START Dataset records
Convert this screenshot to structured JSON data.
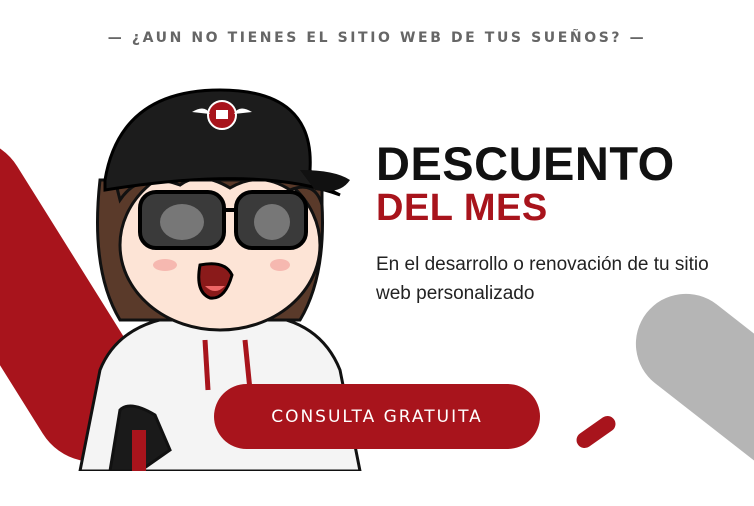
{
  "banner": {
    "kicker": "— ¿AUN NO TIENES EL SITIO WEB DE TUS SUEÑOS? —",
    "headline": "DESCUENTO",
    "subheadline": "DEL MES",
    "description": "En el desarrollo o renovación de tu sitio web personalizado",
    "cta_label": "CONSULTA GRATUITA"
  },
  "mascot": {
    "icon": "cartoon-mascot-illustration"
  },
  "colors": {
    "accent_red": "#a8141c",
    "text_dark": "#111111",
    "deco_grey": "#b5b5b5"
  }
}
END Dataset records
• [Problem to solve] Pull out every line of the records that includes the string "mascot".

• [Result]
  "mascot": {
    "icon": "cartoon-mascot-illustration"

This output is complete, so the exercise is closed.